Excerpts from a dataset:
↓↓↓
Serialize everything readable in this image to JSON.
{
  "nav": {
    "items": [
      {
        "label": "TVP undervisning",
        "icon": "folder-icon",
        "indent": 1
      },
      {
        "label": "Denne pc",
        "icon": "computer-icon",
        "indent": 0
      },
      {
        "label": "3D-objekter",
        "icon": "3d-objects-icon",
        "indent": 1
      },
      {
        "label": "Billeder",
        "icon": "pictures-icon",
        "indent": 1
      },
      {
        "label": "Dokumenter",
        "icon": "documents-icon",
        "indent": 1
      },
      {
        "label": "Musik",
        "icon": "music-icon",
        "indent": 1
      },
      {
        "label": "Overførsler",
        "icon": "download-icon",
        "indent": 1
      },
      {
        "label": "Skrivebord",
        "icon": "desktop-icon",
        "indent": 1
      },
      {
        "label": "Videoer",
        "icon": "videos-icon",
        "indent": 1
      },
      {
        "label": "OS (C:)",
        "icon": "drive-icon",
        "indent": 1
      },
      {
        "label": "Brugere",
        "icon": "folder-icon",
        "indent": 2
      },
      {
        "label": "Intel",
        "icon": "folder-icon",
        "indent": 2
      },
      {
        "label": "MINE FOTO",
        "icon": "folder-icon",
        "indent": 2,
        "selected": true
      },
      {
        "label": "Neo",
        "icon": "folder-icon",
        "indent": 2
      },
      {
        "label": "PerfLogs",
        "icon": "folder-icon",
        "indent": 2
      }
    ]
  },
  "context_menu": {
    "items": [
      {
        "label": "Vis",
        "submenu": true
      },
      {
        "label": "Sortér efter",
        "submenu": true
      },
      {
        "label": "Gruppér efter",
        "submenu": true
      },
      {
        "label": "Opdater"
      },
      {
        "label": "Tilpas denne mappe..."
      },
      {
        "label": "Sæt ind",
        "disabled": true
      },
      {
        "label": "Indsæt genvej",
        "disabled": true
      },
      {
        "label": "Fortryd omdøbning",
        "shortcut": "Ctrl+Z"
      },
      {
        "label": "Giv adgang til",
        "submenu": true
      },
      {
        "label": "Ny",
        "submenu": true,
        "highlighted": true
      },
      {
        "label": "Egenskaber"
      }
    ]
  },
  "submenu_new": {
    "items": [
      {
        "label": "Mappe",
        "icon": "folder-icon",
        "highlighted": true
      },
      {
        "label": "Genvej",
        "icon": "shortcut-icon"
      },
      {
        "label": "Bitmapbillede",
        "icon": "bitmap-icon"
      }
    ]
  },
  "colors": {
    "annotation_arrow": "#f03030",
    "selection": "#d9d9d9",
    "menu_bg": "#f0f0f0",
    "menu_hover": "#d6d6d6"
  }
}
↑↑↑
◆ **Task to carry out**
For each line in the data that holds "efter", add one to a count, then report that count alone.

◆ **Solution for this exercise**
2